Plant colorful lilies that bloom in early summer, and sow annuals like zinnias, for beautiful blooms every week in summer. When you're ready to make a bouquet, head to the garden in the cool of the day, bring a bucket of water and a pair of scissors and trim your favorite flowers.
Read on to discover our favorite flowers for a cutting garden.
These are a fiesta of color and texture in a flower bed; in shades of yellow, orange, pink and red on sturdy stems. As cut flowers, zinnias can be the bold blossom that grabs your eye, or the complementary fillers. Either way, they delight.
Easy-growing daisies are drought-tolerant plants in the summer garden. They adapt well to rock gardens and containers and add classic simplicity to a garden-fresh bouquet.
Beautiful sunflowers can be direct-sown in spring for summertime harvesting. Annual seedlings are available, too. As cut flowers, they’re a bouquet unto themselves, but mix in some zinnias and daisies if they’re nearby.
Brilliant spikes of gladiolus are thrillers in any cut flower arrangement. Stagger planting the cormsth in spring for waves of gladiolus blooms in summer.
These fall into the category of “Almost Too Pretty to Cut,” but go ahead, because they are long-lasting cut flowers. In the garden, give dahlias a sunny location and rich, well-draining soil.
The beauty of these perennial shrubs can make you forget their diva-like nature. Roses do need pruning and regular insecticidal soap treatments. But the rewards far exceed the effort.
Roses are versatile garden performers. They grow equally well in containers or in mass plantings. Find out more about caring for roses.
Lovely peonies are long-lived bulbs (there are tree peonies, too, but these instructions are for herbaceous peonies) that grow best in USDA hardiness zones 2 to 8.
Choose a site for peonies with plenty of sun and well-drained soil. Shade in late afternoon protects the blooms in the hottest days of summer. In spring, work plenty of organic compost and a slow-release fertilizer into the planting bed and plant the bulbs “eyes up” no deeper than two inches from the surface. When the plants are three to four inches high, fertilize again with a balanced fertilizer.
Tips for Cut Flower Success:
- Gather flowers in the cool of the day; flowers are more fragrant in the morning.
- Take a sharp knife or pruning snips with you into the garden and a bucket of water.

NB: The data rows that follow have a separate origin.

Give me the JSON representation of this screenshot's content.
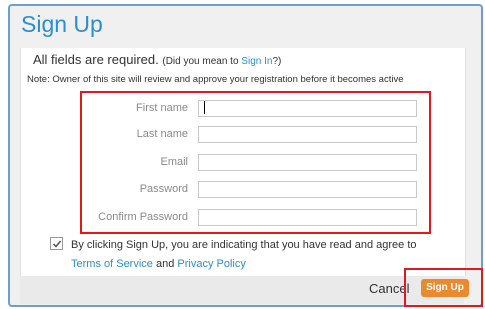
{
  "dialog": {
    "title": "Sign Up"
  },
  "notice": {
    "required_text": "All fields are required.",
    "hint_prefix": "(Did you mean to ",
    "hint_link": "Sign In",
    "hint_suffix": "?)",
    "note": "Note: Owner of this site will review and approve your registration before it becomes active"
  },
  "form": {
    "fields": [
      {
        "label": "First name",
        "value": "",
        "placeholder": ""
      },
      {
        "label": "Last name",
        "value": "",
        "placeholder": ""
      },
      {
        "label": "Email",
        "value": "",
        "placeholder": ""
      },
      {
        "label": "Password",
        "value": "",
        "placeholder": ""
      },
      {
        "label": "Confirm Password",
        "value": "",
        "placeholder": ""
      }
    ]
  },
  "agreement": {
    "checked": true,
    "text_prefix": "By clicking Sign Up, you are indicating that you have read and agree to ",
    "terms_link": "Terms of Service",
    "conjunction": " and ",
    "privacy_link": "Privacy Policy"
  },
  "footer": {
    "cancel_label": "Cancel",
    "signup_label": "Sign Up"
  },
  "colors": {
    "title": "#2a8fd0",
    "link": "#2a8fd0",
    "signup_button": "#e98a2d",
    "highlight": "#e0191c",
    "dialog_border": "#6f9fc6"
  },
  "icons": {
    "checkbox": "checkmark-icon"
  }
}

- Cut flower on a slant to expose more stem surface area and immediately submerge the stem.
- Take off leaves that will be under water in the vase. Keep thorns on roses.
- Change the water in the vase every other day.